[Website and app data records]

((

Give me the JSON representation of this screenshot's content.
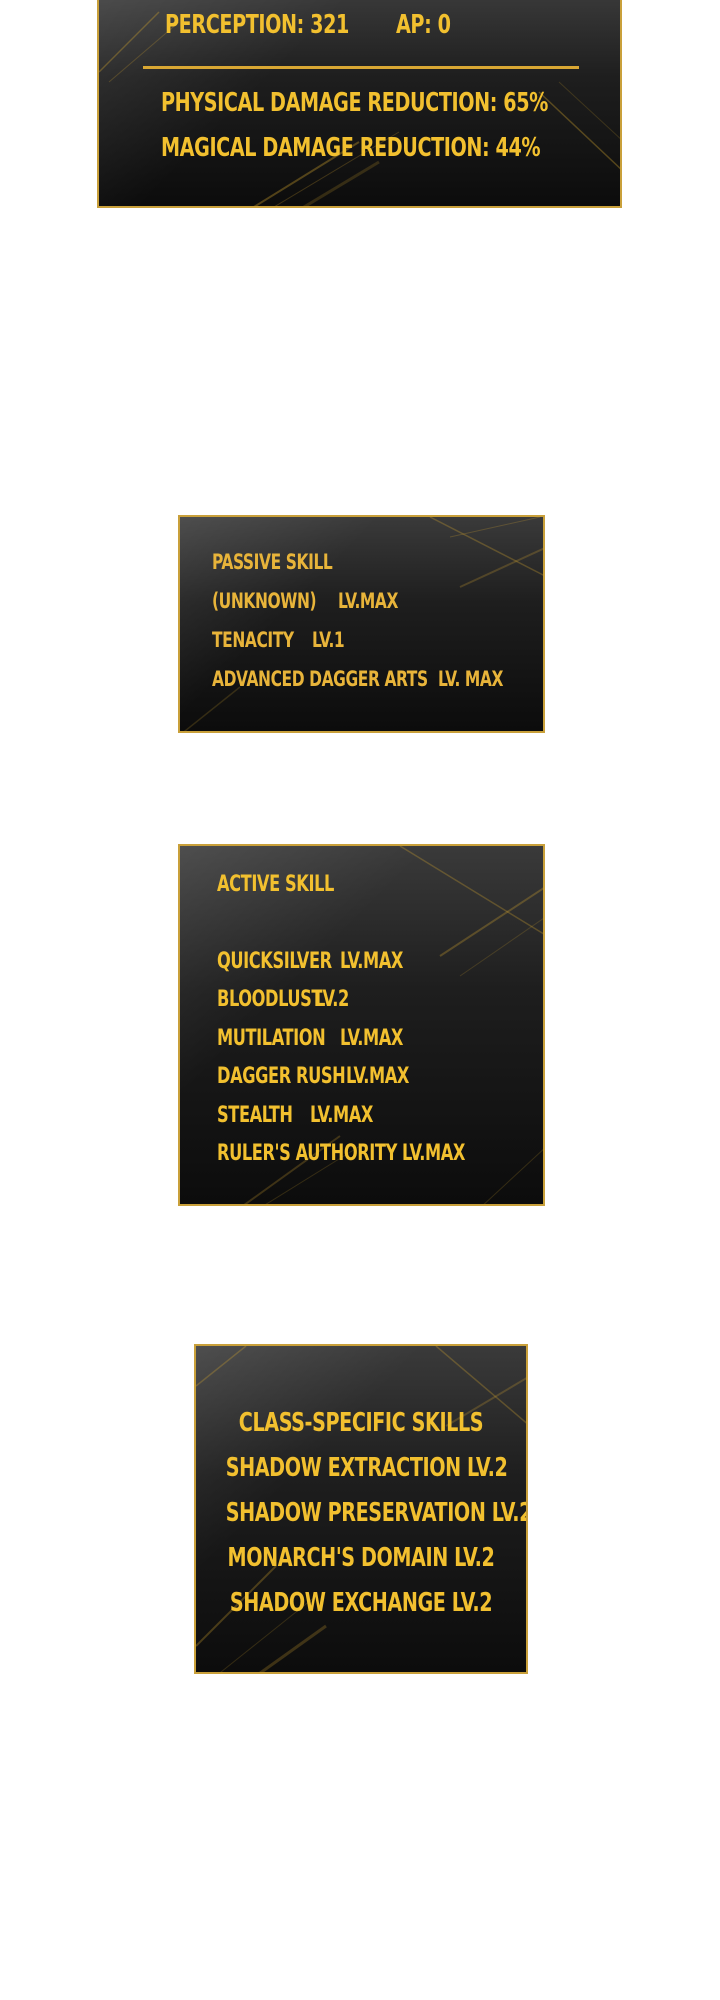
{
  "stats": {
    "perception": "PERCEPTION: 321",
    "ap": "AP: 0",
    "physical": "PHYSICAL DAMAGE REDUCTION: 65%",
    "magical": "MAGICAL DAMAGE REDUCTION: 44%"
  },
  "passive": {
    "title": "PASSIVE SKILL",
    "items": [
      {
        "name": "(UNKNOWN)",
        "level": "LV.MAX"
      },
      {
        "name": "TENACITY",
        "level": "LV.1"
      },
      {
        "name": "ADVANCED DAGGER ARTS",
        "level": "LV. MAX"
      }
    ]
  },
  "active": {
    "title": "ACTIVE SKILL",
    "items": [
      {
        "name": "QUICKSILVER",
        "level": "LV.MAX"
      },
      {
        "name": "BLOODLUST",
        "level": "LV.2"
      },
      {
        "name": "MUTILATION",
        "level": "LV.MAX"
      },
      {
        "name": "DAGGER RUSH",
        "level": "LV.MAX"
      },
      {
        "name": "STEALTH",
        "level": "LV.MAX"
      },
      {
        "name": "RULER'S AUTHORITY",
        "level": "LV.MAX"
      }
    ]
  },
  "class_skills": {
    "title": "CLASS-SPECIFIC SKILLS",
    "items": [
      "SHADOW EXTRACTION  LV.2",
      "SHADOW PRESERVATION  LV.2",
      "MONARCH'S DOMAIN  LV.2",
      "SHADOW EXCHANGE LV.2"
    ]
  },
  "colors": {
    "text_gold": "#f2c02f",
    "border_gold": "#c9a03a",
    "panel_dark": "#0c0c0c"
  }
}
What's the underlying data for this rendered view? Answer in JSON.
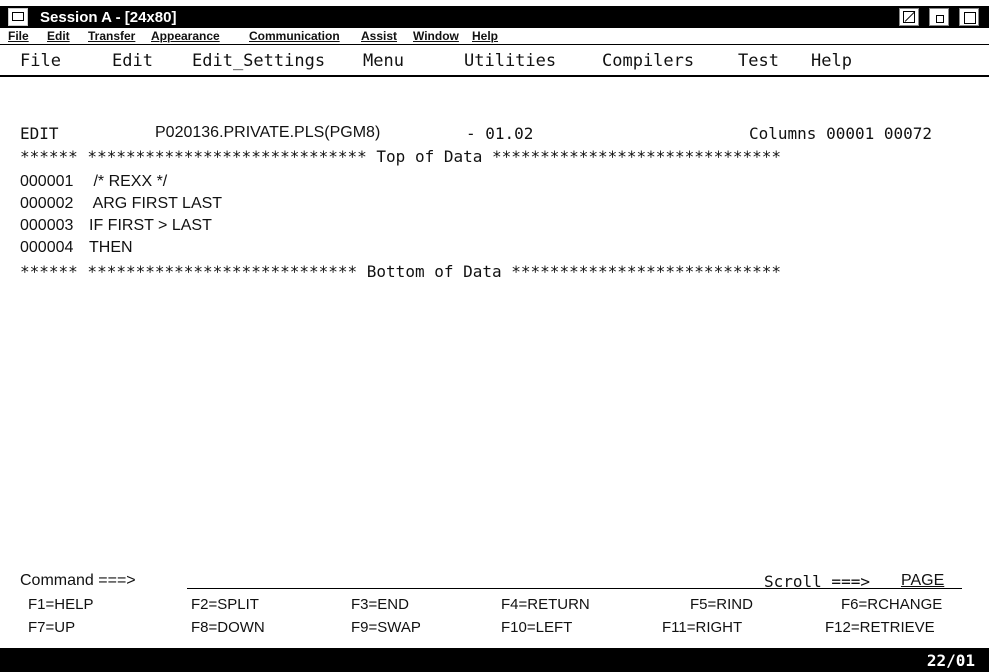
{
  "window": {
    "title": "Session A - [24x80]"
  },
  "menubar": {
    "items": [
      "File",
      "Edit",
      "Transfer",
      "Appearance",
      "Communication",
      "Assist",
      "Window",
      "Help"
    ]
  },
  "ispf_menu": {
    "items": [
      "File",
      "Edit",
      "Edit_Settings",
      "Menu",
      "Utilities",
      "Compilers",
      "Test",
      "Help"
    ]
  },
  "editor": {
    "mode": "EDIT",
    "dataset": "P020136.PRIVATE.PLS(PGM8)",
    "level": "- 01.02",
    "columns": "Columns 00001 00072",
    "top_of_data": "****** ***************************** Top of Data ******************************",
    "lines": [
      {
        "num": "000001",
        "text": " /* REXX */"
      },
      {
        "num": "000002",
        "text": " ARG FIRST LAST"
      },
      {
        "num": "000003",
        "text": "IF FIRST > LAST"
      },
      {
        "num": "000004",
        "text": "THEN"
      }
    ],
    "bottom_of_data": "****** **************************** Bottom of Data ****************************"
  },
  "command": {
    "label": "Command ===>",
    "value": "",
    "scroll_label": "Scroll ===>",
    "scroll_value": "PAGE"
  },
  "fkeys": {
    "row1": [
      "F1=HELP",
      "F2=SPLIT",
      "F3=END",
      "F4=RETURN",
      "F5=RIND",
      "F6=RCHANGE"
    ],
    "row2": [
      "F7=UP",
      "F8=DOWN",
      "F9=SWAP",
      "F10=LEFT",
      "F11=RIGHT",
      "F12=RETRIEVE"
    ]
  },
  "status": {
    "cursor": "22/01"
  }
}
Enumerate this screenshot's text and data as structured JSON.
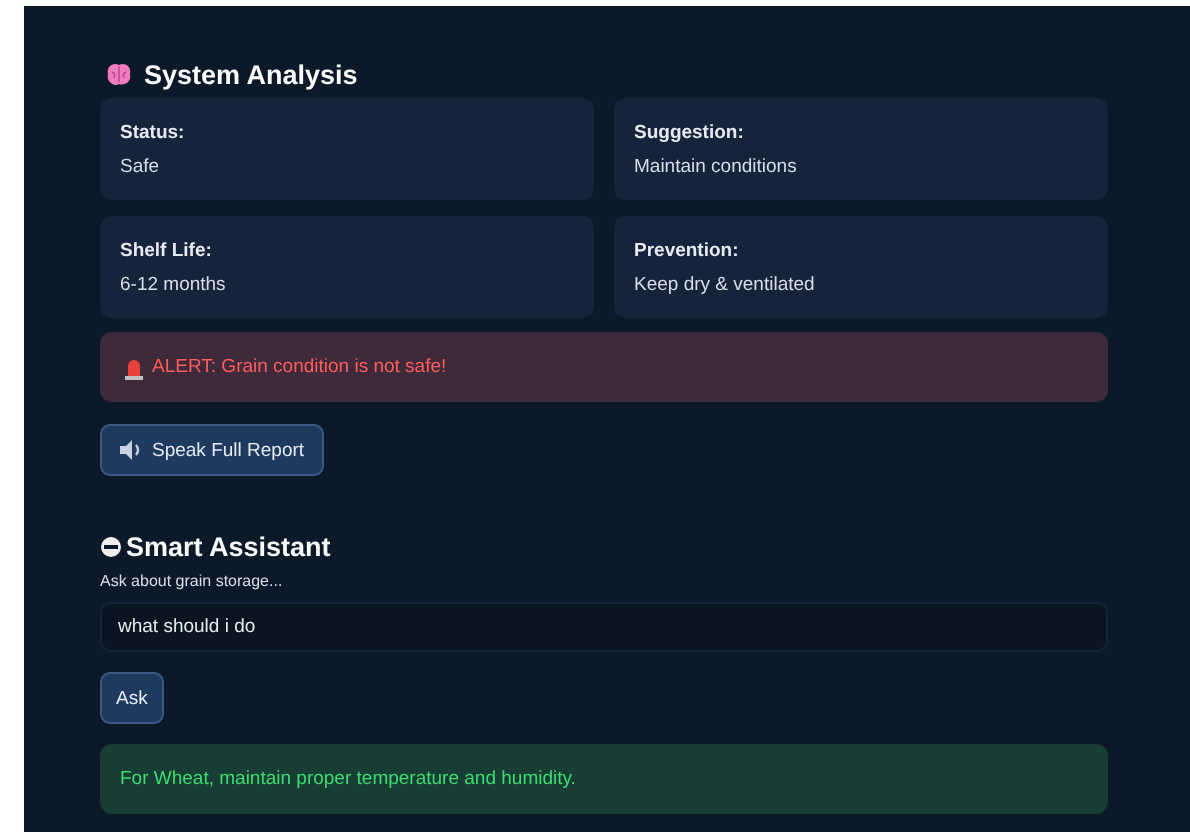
{
  "analysis": {
    "title": "System Analysis",
    "cards": [
      {
        "label": "Status:",
        "value": "Safe"
      },
      {
        "label": "Suggestion:",
        "value": "Maintain conditions"
      },
      {
        "label": "Shelf Life:",
        "value": "6-12 months"
      },
      {
        "label": "Prevention:",
        "value": "Keep dry & ventilated"
      }
    ],
    "alert": "ALERT: Grain condition is not safe!",
    "speak_button": "Speak Full Report"
  },
  "assistant": {
    "title": "Smart Assistant",
    "field_label": "Ask about grain storage...",
    "value": "what should i do",
    "ask_button": "Ask",
    "response": "For Wheat, maintain proper temperature and humidity."
  }
}
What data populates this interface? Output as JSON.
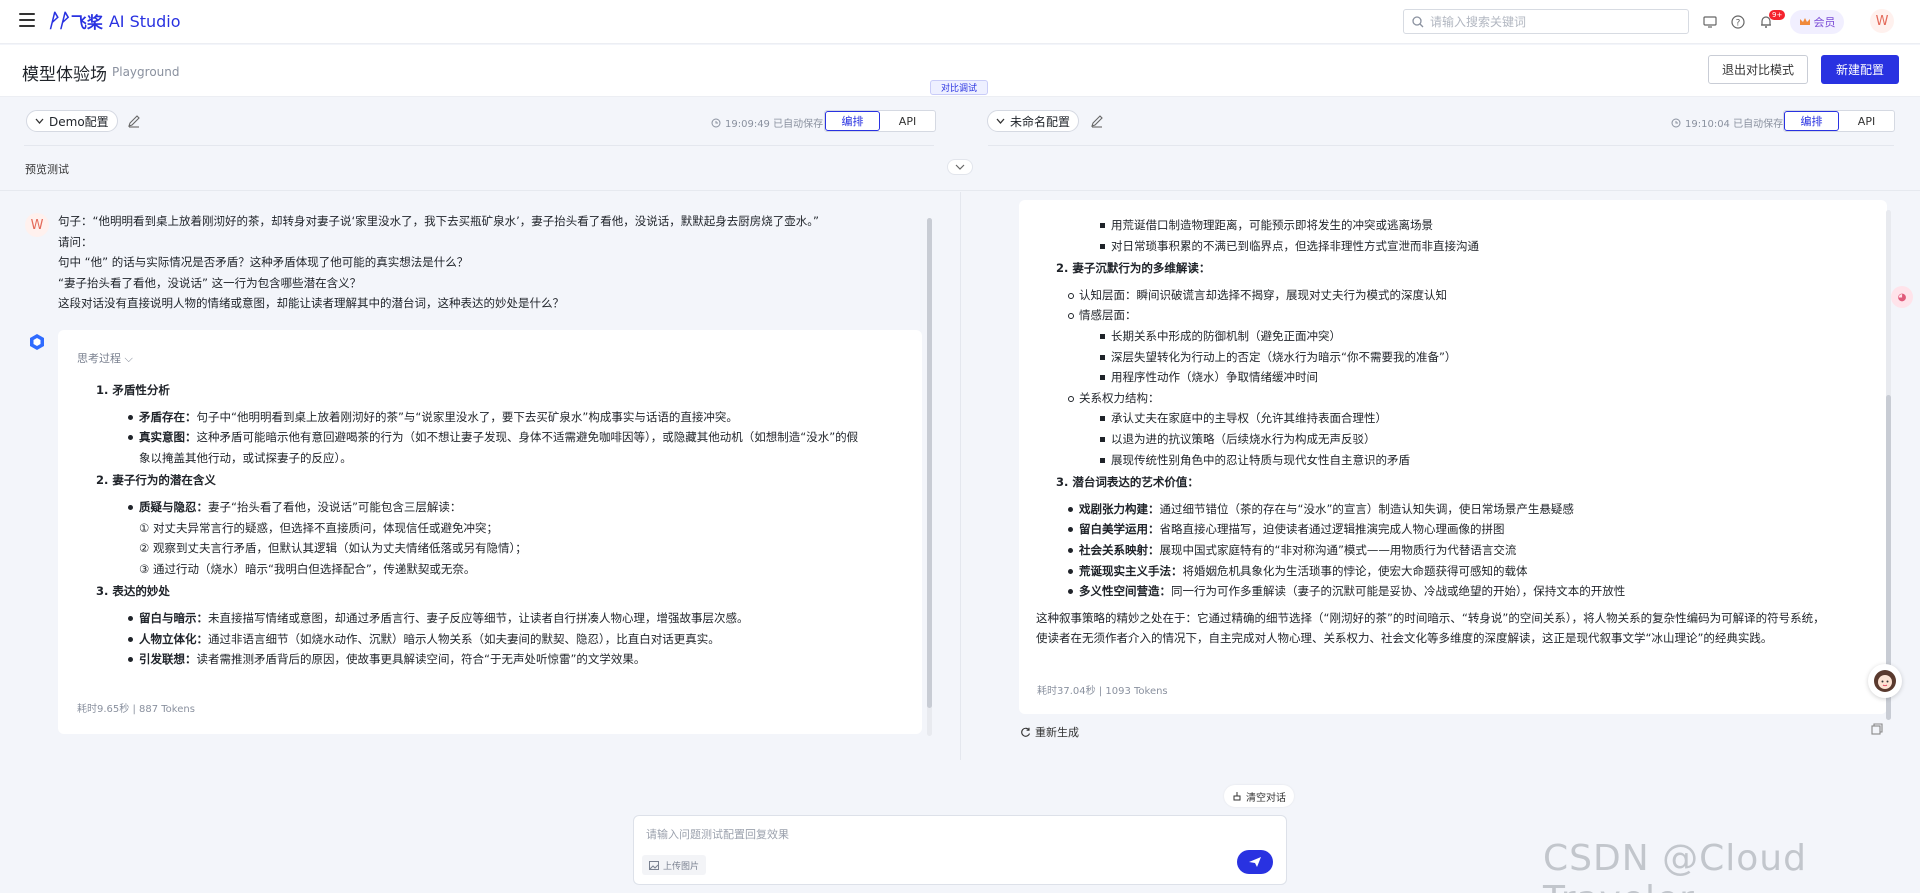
{
  "topbar": {
    "logo_mark": "ᚹᚹ",
    "brand": "飞桨",
    "product": "AI Studio",
    "search_placeholder": "请输入搜索关键词",
    "badge": "9+",
    "vip_label": "会员",
    "avatar_letter": "W"
  },
  "header": {
    "title": "模型体验场",
    "subtitle": "Playground",
    "exit_button": "退出对比模式",
    "new_button": "新建配置",
    "compare_tag": "对比调试"
  },
  "left_config": {
    "name": "Demo配置",
    "autosave": "19:09:49 已自动保存",
    "tab_arrange": "编排",
    "tab_api": "API"
  },
  "right_config": {
    "name": "未命名配置",
    "autosave": "19:10:04 已自动保存",
    "tab_arrange": "编排",
    "tab_api": "API"
  },
  "preview": {
    "title": "预览测试"
  },
  "user": {
    "avatar_letter": "W",
    "lines": [
      "句子：“他明明看到桌上放着刚沏好的茶，却转身对妻子说‘家里没水了，我下去买瓶矿泉水’，妻子抬头看了看他，没说话，默默起身去厨房烧了壶水。”",
      "请问：",
      "句中 “他” 的话与实际情况是否矛盾？这种矛盾体现了他可能的真实想法是什么？",
      "“妻子抬头看了看他，没说话” 这一行为包含哪些潜在含义？",
      "这段对话没有直接说明人物的情绪或意图，却能让读者理解其中的潜台词，这种表达的妙处是什么？"
    ]
  },
  "left_answer": {
    "thinking": "思考过程",
    "h1": "1. 矛盾性分析",
    "s1a_b": "矛盾存在：",
    "s1a": "句子中“他明明看到桌上放着刚沏好的茶”与“说家里没水了，要下去买矿泉水”构成事实与话语的直接冲突。",
    "s1b_b": "真实意图：",
    "s1b1": "这种矛盾可能暗示他有意回避喝茶的行为（如不想让妻子发现、身体不适需避免咖啡因等），或隐藏其他动机（如想制造“没水”的假",
    "s1b2": "象以掩盖其他行动，或试探妻子的反应）。",
    "h2": "2. 妻子行为的潜在含义",
    "s2a_b": "质疑与隐忍：",
    "s2a": "妻子“抬头看了看他，没说话”可能包含三层解读：",
    "s2a1": "① 对丈夫异常言行的疑惑，但选择不直接质问，体现信任或避免冲突；",
    "s2a2": "② 观察到丈夫言行矛盾，但默认其逻辑（如认为丈夫情绪低落或另有隐情）；",
    "s2a3": "③ 通过行动（烧水）暗示“我明白但选择配合”，传递默契或无奈。",
    "h3": "3. 表达的妙处",
    "s3a_b": "留白与暗示：",
    "s3a": "未直接描写情绪或意图，却通过矛盾言行、妻子反应等细节，让读者自行拼凑人物心理，增强故事层次感。",
    "s3b_b": "人物立体化：",
    "s3b": "通过非语言细节（如烧水动作、沉默）暗示人物关系（如夫妻间的默契、隐忍），比直白对话更真实。",
    "s3c_b": "引发联想：",
    "s3c": "读者需推测矛盾背后的原因，使故事更具解读空间，符合“于无声处听惊雷”的文学效果。",
    "meta": "耗时9.65秒 | 887 Tokens"
  },
  "right_answer": {
    "p0a": "用荒诞借口制造物理距离，可能预示即将发生的冲突或逃离场景",
    "p0b": "对日常琐事积累的不满已到临界点，但选择非理性方式宣泄而非直接沟通",
    "h2": "2. 妻子沉默行为的多维解读：",
    "cog": "认知层面：瞬间识破谎言却选择不揭穿，展现对丈夫行为模式的深度认知",
    "emo": "情感层面：",
    "emo1": "长期关系中形成的防御机制（避免正面冲突）",
    "emo2": "深层失望转化为行动上的否定（烧水行为暗示“你不需要我的准备”）",
    "emo3": "用程序性动作（烧水）争取情绪缓冲时间",
    "pow": "关系权力结构：",
    "pow1": "承认丈夫在家庭中的主导权（允许其维持表面合理性）",
    "pow2": "以退为进的抗议策略（后续烧水行为构成无声反驳）",
    "pow3": "展现传统性别角色中的忍让特质与现代女性自主意识的矛盾",
    "h3": "3. 潜台词表达的艺术价值：",
    "a1_b": "戏剧张力构建：",
    "a1": "通过细节错位（茶的存在与“没水”的宣言）制造认知失调，使日常场景产生悬疑感",
    "a2_b": "留白美学运用：",
    "a2": "省略直接心理描写，迫使读者通过逻辑推演完成人物心理画像的拼图",
    "a3_b": "社会关系映射：",
    "a3": "展现中国式家庭特有的“非对称沟通”模式——用物质行为代替语言交流",
    "a4_b": "荒诞现实主义手法：",
    "a4": "将婚姻危机具象化为生活琐事的悖论，使宏大命题获得可感知的载体",
    "a5_b": "多义性空间营造：",
    "a5": "同一行为可作多重解读（妻子的沉默可能是妥协、冷战或绝望的开始），保持文本的开放性",
    "con1": "这种叙事策略的精妙之处在于：它通过精确的细节选择（“刚沏好的茶”的时间暗示、“转身说”的空间关系），将人物关系的复杂性编码为可解译的符号系统，",
    "con2": "使读者在无须作者介入的情况下，自主完成对人物心理、关系权力、社会文化等多维度的深度解读，这正是现代叙事文学“冰山理论”的经典实践。",
    "meta": "耗时37.04秒 | 1093 Tokens",
    "regen": "重新生成"
  },
  "input": {
    "placeholder": "请输入问题测试配置回复效果",
    "upload": "上传图片",
    "clear": "清空对话"
  },
  "watermark": "CSDN @Cloud Traveler",
  "colors": {
    "accent": "#2932e1",
    "bg": "#f3f5fa"
  }
}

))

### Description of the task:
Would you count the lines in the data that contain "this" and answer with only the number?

### Solved problem:
4